Is there anything more satisfying than a catchy pop tune you can’t get out of your head? A tune that pounds its way into the crevices of your brain and infiltrates your every thought? Many times these songs enter our consciousness with little regard to who wrote, who sung it, and how it came to be a hit. But, Brady Corbet’s film, Vox Lux, forces the audience to confront the sinister undertones of pop and its relationship to the spectacle of violence.
Vox Lux is presented in two parts that are defined by two violent tragedies that affect the life of pop star Celeste, played by both Raffey Cassidy and Natalie Portman. These violent tragedies occur when Celeste is 13 and 31. The first act of violence defines Celeste and shapes her career, her persona, her entire life. The second less directly impacts her, but is still a reflection of her career. Giving much more away would ruin the experience. This is a film best viewed with almost zero expectations or knowledge going in. Let the surprises, twists, and turns wash over you like a bubble-gum-sweet summer ballad that you find yourself mindlessly repeating on your commute home.

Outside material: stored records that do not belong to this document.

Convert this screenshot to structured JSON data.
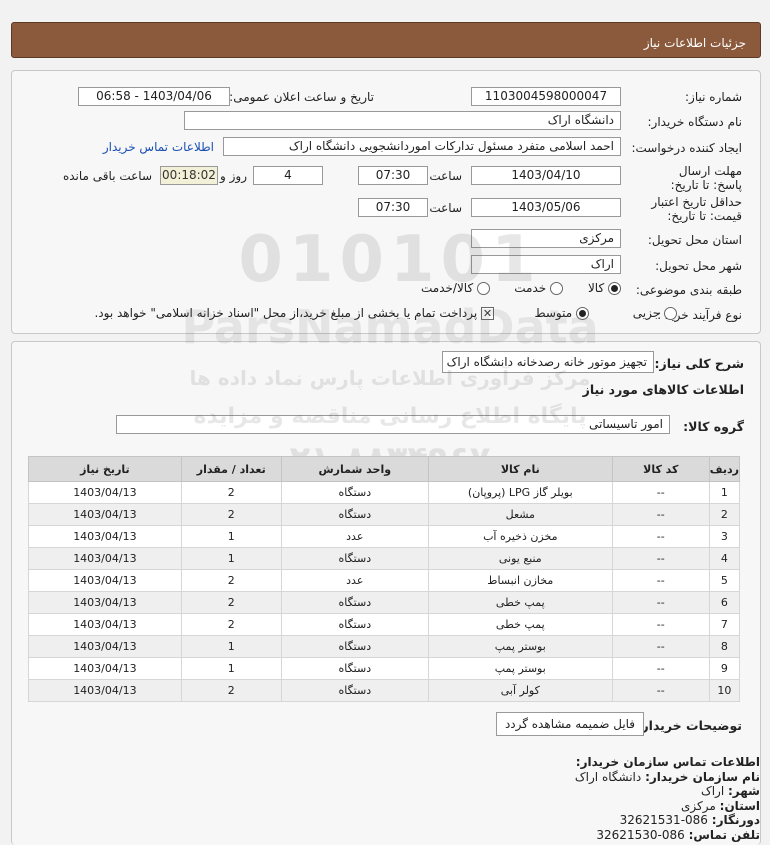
{
  "page_title": "جزئیات اطلاعات نیاز",
  "form": {
    "need_number_label": "شماره نیاز:",
    "need_number": "1103004598000047",
    "announce_label": "تاریخ و ساعت اعلان عمومی:",
    "announce_value": "1403/04/06 - 06:58",
    "buyer_org_label": "نام دستگاه خریدار:",
    "buyer_org": "دانشگاه اراک",
    "creator_label": "ایجاد کننده درخواست:",
    "creator": "احمد  اسلامی متفرد مسئول تدارکات اموردانشجویی دانشگاه اراک",
    "contact_link": "اطلاعات تماس خریدار",
    "deadline_label": "مهلت ارسال پاسخ: تا تاریخ:",
    "deadline_date": "1403/04/10",
    "time_label": "ساعت",
    "deadline_time": "07:30",
    "days_value": "4",
    "days_label": "روز و",
    "remaining_time": "00:18:02",
    "remaining_label": "ساعت باقی مانده",
    "validity_label": "حداقل تاریخ اعتبار قیمت: تا تاریخ:",
    "validity_date": "1403/05/06",
    "validity_time": "07:30",
    "province_label": "استان محل تحویل:",
    "province": "مرکزی",
    "city_label": "شهر محل تحویل:",
    "city": "اراک",
    "category_label": "طبقه بندی موضوعی:",
    "category_options": [
      "کالا",
      "خدمت",
      "کالا/خدمت"
    ],
    "category_selected": "کالا",
    "process_label": "نوع فرآیند خرید :",
    "process_options": [
      "جزیی",
      "متوسط"
    ],
    "process_selected": "متوسط",
    "payment_note": "پرداخت تمام یا بخشی از مبلغ خرید،از محل \"اسناد خزانه اسلامی\" خواهد بود."
  },
  "summary": {
    "label": "شرح کلی نیاز:",
    "value": "تجهیز موتور خانه رصدخانه دانشگاه اراک"
  },
  "goods": {
    "section_title": "اطلاعات کالاهای مورد نیاز",
    "group_label": "گروه کالا:",
    "group_value": "امور تاسیساتی",
    "columns": [
      "ردیف",
      "کد کالا",
      "نام کالا",
      "واحد شمارش",
      "تعداد / مقدار",
      "تاریخ نیاز"
    ],
    "rows": [
      [
        "1",
        "--",
        "بویلر گاز LPG (پروپان)",
        "دستگاه",
        "2",
        "1403/04/13"
      ],
      [
        "2",
        "--",
        "مشعل",
        "دستگاه",
        "2",
        "1403/04/13"
      ],
      [
        "3",
        "--",
        "مخزن ذخیره آب",
        "عدد",
        "1",
        "1403/04/13"
      ],
      [
        "4",
        "--",
        "منبع یونی",
        "دستگاه",
        "1",
        "1403/04/13"
      ],
      [
        "5",
        "--",
        "مخازن انبساط",
        "عدد",
        "2",
        "1403/04/13"
      ],
      [
        "6",
        "--",
        "پمپ خطی",
        "دستگاه",
        "2",
        "1403/04/13"
      ],
      [
        "7",
        "--",
        "پمپ خطی",
        "دستگاه",
        "2",
        "1403/04/13"
      ],
      [
        "8",
        "--",
        "بوستر پمپ",
        "دستگاه",
        "1",
        "1403/04/13"
      ],
      [
        "9",
        "--",
        "بوستر پمپ",
        "دستگاه",
        "1",
        "1403/04/13"
      ],
      [
        "10",
        "--",
        "کولر آبی",
        "دستگاه",
        "2",
        "1403/04/13"
      ]
    ]
  },
  "buyer_notes": {
    "label": "توضیحات خریدار:",
    "value": "فایل ضمیمه مشاهده گردد"
  },
  "contact": {
    "title": "اطلاعات تماس سازمان خریدار:",
    "org_label": "نام سازمان خریدار:",
    "org_value": "دانشگاه اراک",
    "city_label": "شهر:",
    "city_value": "اراک",
    "province_label": "استان:",
    "province_value": "مرکزی",
    "fax_label": "دورنگار:",
    "fax_value": "086-32621531",
    "phone_label": "تلفن تماس:",
    "phone_value": "086-32621530"
  },
  "watermark": {
    "site": "ParsNamadData",
    "line1": "مرکز فرآوری اطلاعات پارس نماد داده ها",
    "line2": "پایگاه اطلاع رسانی مناقصه و مزایده",
    "phone": "۰۲۱-۸۸۳۴۹۶۷۰",
    "digits": "010101"
  }
}
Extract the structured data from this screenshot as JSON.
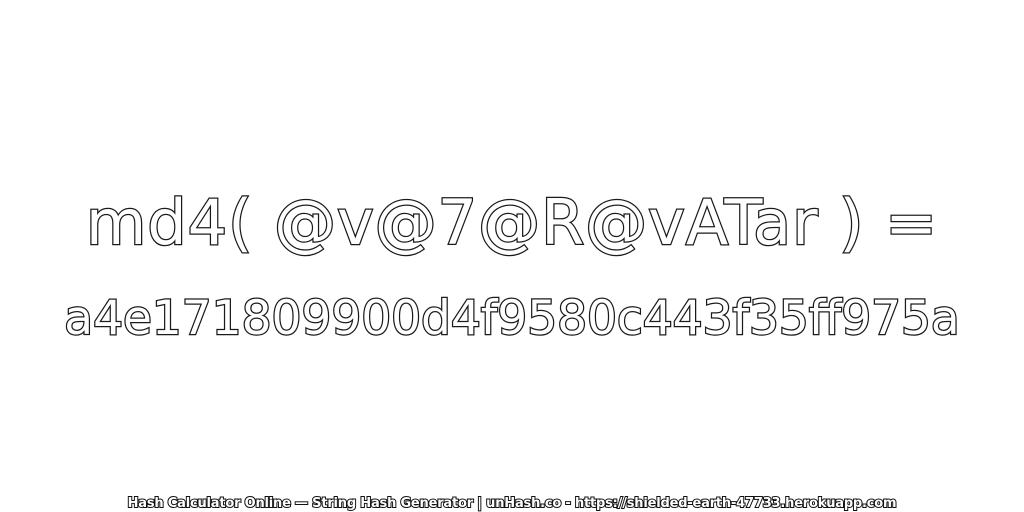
{
  "expression": "md4( @v@7@R@vATar ) =",
  "hash": "a4e171809900d4f9580c443f35ff975a",
  "footer": "Hash Calculator Online — String Hash Generator | unHash.co - https://shielded-earth-47733.herokuapp.com",
  "colors": {
    "background": "#ffffff",
    "text_fill": "#ffffff",
    "text_outline": "#1a1a1a"
  }
}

After the dark and dismal days of ‘The Canyons’ and ‘The Dying of the Light,’ writer-director Paul Schrader is back in a big way. “Return to form” may be the biggest cliché in film criticism, but I’m hard pressed to find a more apt description for ‘First Reformed.’ The religious drama, starring a superb Ethan Hawke as a small town chaplain living a solitary life following the death of his son, takes everything that makes ‘Taxi Driver’ and Schrader’s other work so fantastic—the psychological complexity, calculated risk-taking, and darkly humorous tension—and catapults it into a 21st century narrative with immediate, real-world consequence.
As the Tribeca Film Festival comes to an end, here’s my take on a few films I was fortunate enough to see. And since it was the first major festival I’ve covered, it shouldn’t be surprising that I was constantly in an “OMG this is really happening! Where am I?” mental state. So, to keep you all up-to-date on the experience, I offered some insight into my scatter brain throughout the festival.
This Thursday marks the beginning of the 2018 Tribeca Film Festival in New York City, and it’s bound to be a thrilling two weeks in lower Manhattan. With a variety of events and screenings, Tribeca stands out as a festival that explores different types of filmmaking, especially in its inclusion of virtual reality. In light of the Me Too movement, the festival is also hosting a Time’s Up event to further the conversation about sexual harassment in Hollywood, though the festival seems to be taking initiative in including women in film with the many films by female-filmmakers featured in the line-up. This year’s festival looks to be a phenomenal one, so here are a few recommendations.